● Work item
An identical copy of all records below is to be written out.

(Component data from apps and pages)

• • • • • • •

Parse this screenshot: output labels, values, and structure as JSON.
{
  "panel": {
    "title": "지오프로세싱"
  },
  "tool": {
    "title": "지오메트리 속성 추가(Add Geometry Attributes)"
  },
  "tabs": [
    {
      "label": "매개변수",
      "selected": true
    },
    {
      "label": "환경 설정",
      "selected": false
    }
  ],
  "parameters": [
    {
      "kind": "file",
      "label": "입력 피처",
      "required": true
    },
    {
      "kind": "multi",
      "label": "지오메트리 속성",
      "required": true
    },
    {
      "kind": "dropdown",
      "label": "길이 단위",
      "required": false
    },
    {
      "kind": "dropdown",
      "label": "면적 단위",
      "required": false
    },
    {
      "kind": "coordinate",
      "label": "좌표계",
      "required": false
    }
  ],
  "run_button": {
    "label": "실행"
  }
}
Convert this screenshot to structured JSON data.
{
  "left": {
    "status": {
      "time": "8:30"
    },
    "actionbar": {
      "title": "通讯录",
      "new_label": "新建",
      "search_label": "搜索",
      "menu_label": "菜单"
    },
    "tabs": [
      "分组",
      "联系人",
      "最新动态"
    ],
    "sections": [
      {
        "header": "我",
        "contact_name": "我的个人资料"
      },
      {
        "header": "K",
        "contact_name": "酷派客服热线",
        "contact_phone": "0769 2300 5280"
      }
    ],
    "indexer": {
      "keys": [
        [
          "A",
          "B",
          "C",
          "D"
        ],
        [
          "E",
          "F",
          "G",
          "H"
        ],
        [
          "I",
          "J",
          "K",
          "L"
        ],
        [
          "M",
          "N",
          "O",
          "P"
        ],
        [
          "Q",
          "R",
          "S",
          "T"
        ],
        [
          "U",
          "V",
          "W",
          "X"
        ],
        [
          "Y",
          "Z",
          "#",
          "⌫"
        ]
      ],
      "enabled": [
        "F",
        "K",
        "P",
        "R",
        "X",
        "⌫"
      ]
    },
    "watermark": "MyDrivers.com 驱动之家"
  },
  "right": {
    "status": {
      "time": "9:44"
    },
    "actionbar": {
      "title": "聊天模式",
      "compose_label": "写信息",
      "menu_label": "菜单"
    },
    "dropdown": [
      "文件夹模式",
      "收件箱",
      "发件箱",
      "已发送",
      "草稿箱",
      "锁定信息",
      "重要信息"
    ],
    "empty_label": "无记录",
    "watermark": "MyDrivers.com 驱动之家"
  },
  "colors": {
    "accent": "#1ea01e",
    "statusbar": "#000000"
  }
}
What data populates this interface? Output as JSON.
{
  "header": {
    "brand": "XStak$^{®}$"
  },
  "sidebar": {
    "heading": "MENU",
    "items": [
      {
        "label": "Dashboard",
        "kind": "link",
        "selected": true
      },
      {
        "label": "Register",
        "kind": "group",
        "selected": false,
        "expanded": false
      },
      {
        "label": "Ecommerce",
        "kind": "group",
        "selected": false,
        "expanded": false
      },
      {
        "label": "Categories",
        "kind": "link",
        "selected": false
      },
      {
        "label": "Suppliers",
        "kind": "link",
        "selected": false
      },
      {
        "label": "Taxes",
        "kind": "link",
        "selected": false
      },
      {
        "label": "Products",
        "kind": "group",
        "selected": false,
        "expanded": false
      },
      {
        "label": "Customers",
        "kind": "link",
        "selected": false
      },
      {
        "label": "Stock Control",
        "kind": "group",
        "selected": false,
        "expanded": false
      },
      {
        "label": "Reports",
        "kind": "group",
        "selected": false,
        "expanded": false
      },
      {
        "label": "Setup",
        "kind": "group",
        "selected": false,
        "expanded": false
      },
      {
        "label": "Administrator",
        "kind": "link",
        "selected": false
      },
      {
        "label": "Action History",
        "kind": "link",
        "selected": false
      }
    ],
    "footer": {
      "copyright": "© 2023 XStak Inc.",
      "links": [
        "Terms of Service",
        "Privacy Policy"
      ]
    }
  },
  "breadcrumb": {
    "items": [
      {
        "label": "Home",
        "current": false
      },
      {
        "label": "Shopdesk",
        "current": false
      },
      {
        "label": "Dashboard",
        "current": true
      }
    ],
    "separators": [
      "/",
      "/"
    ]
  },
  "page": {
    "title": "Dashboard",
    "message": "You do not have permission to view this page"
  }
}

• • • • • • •

● Answer to the exercise
Parse this screenshot: output labels, values, and structure as JSON.
{
  "panel": {
    "title": "지오프로세싱"
  },
  "tool": {
    "title": "지오메트리 속성 추가(Add Geometry Attributes)"
  },
  "tabs": [
    {
      "label": "매개변수",
      "selected": true
    },
    {
      "label": "환경 설정",
      "selected": false
    }
  ],
  "parameters": [
    {
      "kind": "file",
      "label": "입력 피처",
      "required": true
    },
    {
      "kind": "multi",
      "label": "지오메트리 속성",
      "required": true
    },
    {
      "kind": "dropdown",
      "label": "길이 단위",
      "required": false
    },
    {
      "kind": "dropdown",
      "label": "면적 단위",
      "required": false
    },
    {
      "kind": "coordinate",
      "label": "좌표계",
      "required": false
    }
  ],
  "run_button": {
    "label": "실행"
  }
}
Convert this screenshot to structured JSON data.
{
  "left": {
    "status": {
      "time": "8:30"
    },
    "actionbar": {
      "title": "通讯录",
      "new_label": "新建",
      "search_label": "搜索",
      "menu_label": "菜单"
    },
    "tabs": [
      "分组",
      "联系人",
      "最新动态"
    ],
    "sections": [
      {
        "header": "我",
        "contact_name": "我的个人资料"
      },
      {
        "header": "K",
        "contact_name": "酷派客服热线",
        "contact_phone": "0769 2300 5280"
      }
    ],
    "indexer": {
      "keys": [
        [
          "A",
          "B",
          "C",
          "D"
        ],
        [
          "E",
          "F",
          "G",
          "H"
        ],
        [
          "I",
          "J",
          "K",
          "L"
        ],
        [
          "M",
          "N",
          "O",
          "P"
        ],
        [
          "Q",
          "R",
          "S",
          "T"
        ],
        [
          "U",
          "V",
          "W",
          "X"
        ],
        [
          "Y",
          "Z",
          "#",
          "⌫"
        ]
      ],
      "enabled": [
        "F",
        "K",
        "P",
        "R",
        "X",
        "⌫"
      ]
    },
    "watermark": "MyDrivers.com 驱动之家"
  },
  "right": {
    "status": {
      "time": "9:44"
    },
    "actionbar": {
      "title": "聊天模式",
      "compose_label": "写信息",
      "menu_label": "菜单"
    },
    "dropdown": [
      "文件夹模式",
      "收件箱",
      "发件箱",
      "已发送",
      "草稿箱",
      "锁定信息",
      "重要信息"
    ],
    "empty_label": "无记录",
    "watermark": "MyDrivers.com 驱动之家"
  },
  "colors": {
    "accent": "#1ea01e",
    "statusbar": "#000000"
  }
}
What data populates this interface? Output as JSON.
{
  "header": {
    "brand": "XStak$^{®}$"
  },
  "sidebar": {
    "heading": "MENU",
    "items": [
      {
        "label": "Dashboard",
        "kind": "link",
        "selected": true
      },
      {
        "label": "Register",
        "kind": "group",
        "selected": false,
        "expanded": false
      },
      {
        "label": "Ecommerce",
        "kind": "group",
        "selected": false,
        "expanded": false
      },
      {
        "label": "Categories",
        "kind": "link",
        "selected": false
      },
      {
        "label": "Suppliers",
        "kind": "link",
        "selected": false
      },
      {
        "label": "Taxes",
        "kind": "link",
        "selected": false
      },
      {
        "label": "Products",
        "kind": "group",
        "selected": false,
        "expanded": false
      },
      {
        "label": "Customers",
        "kind": "link",
        "selected": false
      },
      {
        "label": "Stock Control",
        "kind": "group",
        "selected": false,
        "expanded": false
      },
      {
        "label": "Reports",
        "kind": "group",
        "selected": false,
        "expanded": false
      },
      {
        "label": "Setup",
        "kind": "group",
        "selected": false,
        "expanded": false
      },
      {
        "label": "Administrator",
        "kind": "link",
        "selected": false
      },
      {
        "label": "Action History",
        "kind": "link",
        "selected": false
      }
    ],
    "footer": {
      "copyright": "© 2023 XStak Inc.",
      "links": [
        "Terms of Service",
        "Privacy Policy"
      ]
    }
  },
  "breadcrumb": {
    "items": [
      {
        "label": "Home",
        "current": false
      },
      {
        "label": "Shopdesk",
        "current": false
      },
      {
        "label": "Dashboard",
        "current": true
      }
    ],
    "separators": [
      "/",
      "/"
    ]
  },
  "page": {
    "title": "Dashboard",
    "message": "You do not have permission to view this page"
  }
}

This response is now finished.